At Wednesday (2 March) evening’s meeting of the Planning, Transport, and Regeneration Overview and Scrutiny Committee members said the cabinet should establish “a Congestion Task Force comprised of Highway Authority, emergency service and business partners on both sides of the existing Dartford Crossing”.
The committee had heard of the latest position of council-commissioned experts looking at Highways England’s plans for a Lower Thames Crossing and were concerned current problems could continue in the ten years before and crossing could be built.
Committee chair, Cllr Brian Little, said afterwards: “The council and the people of Thurrock have made their position clear, we do not want another Thames crossing in the borough – it is not the right place to ease congestion.
“But Thurrock’s Business Board has called for this task force and we want cabinet to set it up as soon as possible.

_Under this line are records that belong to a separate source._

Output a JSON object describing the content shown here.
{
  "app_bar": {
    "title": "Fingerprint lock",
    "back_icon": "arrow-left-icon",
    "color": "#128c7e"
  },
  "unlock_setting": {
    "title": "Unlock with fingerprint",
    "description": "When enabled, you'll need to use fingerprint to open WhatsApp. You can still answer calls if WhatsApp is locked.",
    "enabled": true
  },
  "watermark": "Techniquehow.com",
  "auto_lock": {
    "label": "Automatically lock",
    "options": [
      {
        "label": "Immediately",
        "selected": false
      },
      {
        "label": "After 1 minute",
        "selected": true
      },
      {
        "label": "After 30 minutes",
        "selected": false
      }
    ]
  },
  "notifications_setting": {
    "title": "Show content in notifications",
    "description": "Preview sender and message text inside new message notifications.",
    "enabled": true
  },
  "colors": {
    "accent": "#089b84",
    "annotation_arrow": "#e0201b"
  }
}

We need to find ways of allowing the traffic to flow while Highways England either continue with their shambles of a consultation or – better still – stop it altogether.”
He added: “The interim report from our consultants was very interesting and I’m sure their final report which will be presented to council on 23 March will bolster our arguments considerably.”

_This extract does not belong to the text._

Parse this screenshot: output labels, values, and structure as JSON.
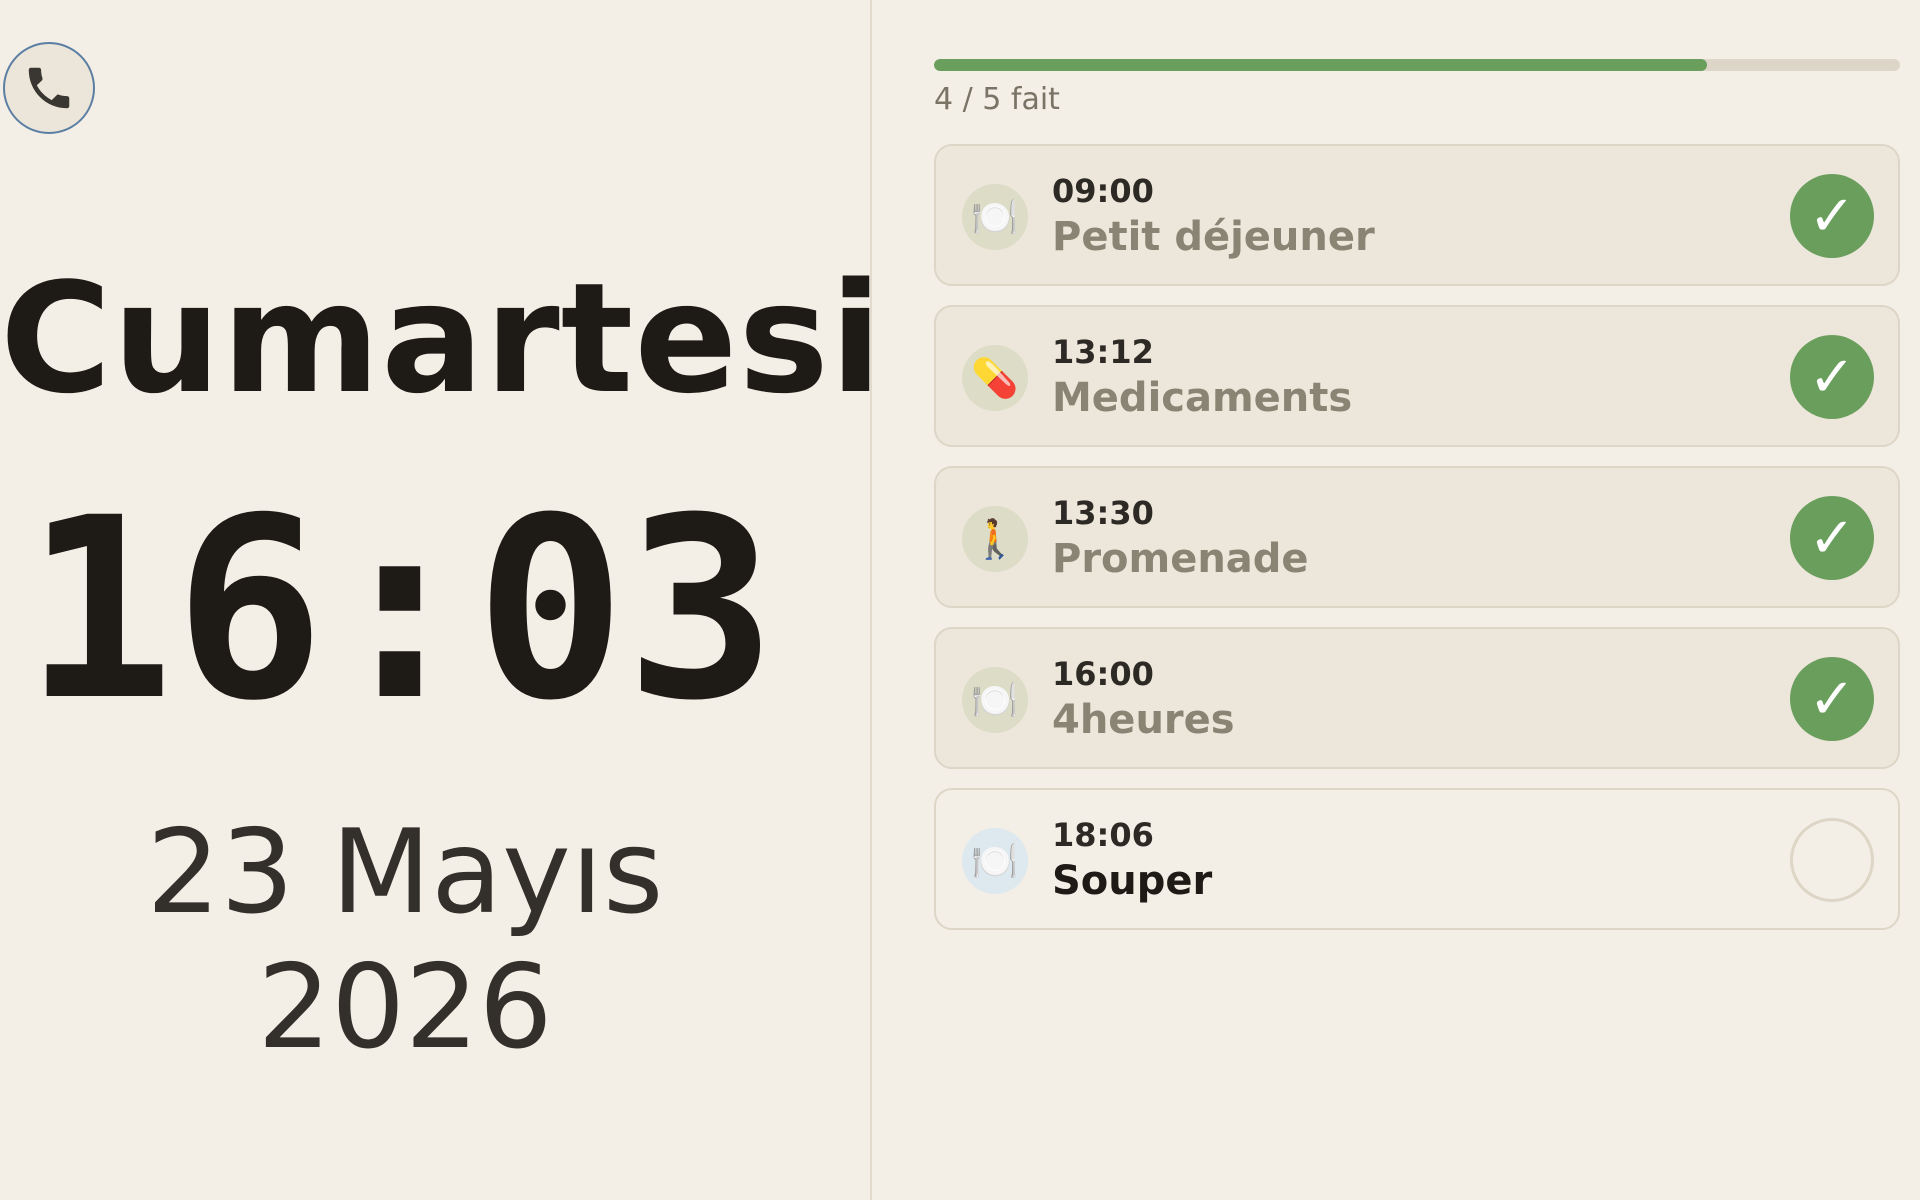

Cllr Little explained how the interim report highlights many points such as “the traffic movement data on which the appraisal partly relies is out of date; that the Route C options have very similar cost benefits and those benefits are substantially made up of time savings based on the historic date; that A and C fulfil substantially different functions; and if either A or C is built, and there are incidents, the impact of C will be worse for local traffic than A”.
He said: “The report also says any gridlock will worsen pollution in the area of the new route; if a route if built, Highways England predict a 14 per cent cut in traffic at the Dartford Crossing in 2025 and seven per cent in 2041, so not a great deal of difference; Highways England have still to publish their detailed information which makes it impossible to counter; and even that more work is needed to demonstrate the need for a new crossing.”
He said: “The environmental harm caused by the scheme has not been fully assessed or quantified; impacts of junctions on the A13 need to be assessed; a full ‘like-for-like’ assessment of Option A should be provided; and the public interest case required for compulsory purchase has not been met – all this and they still insist on continuing with the shambolic consultation.
“In my view the consultation should be suspended to allow further work.”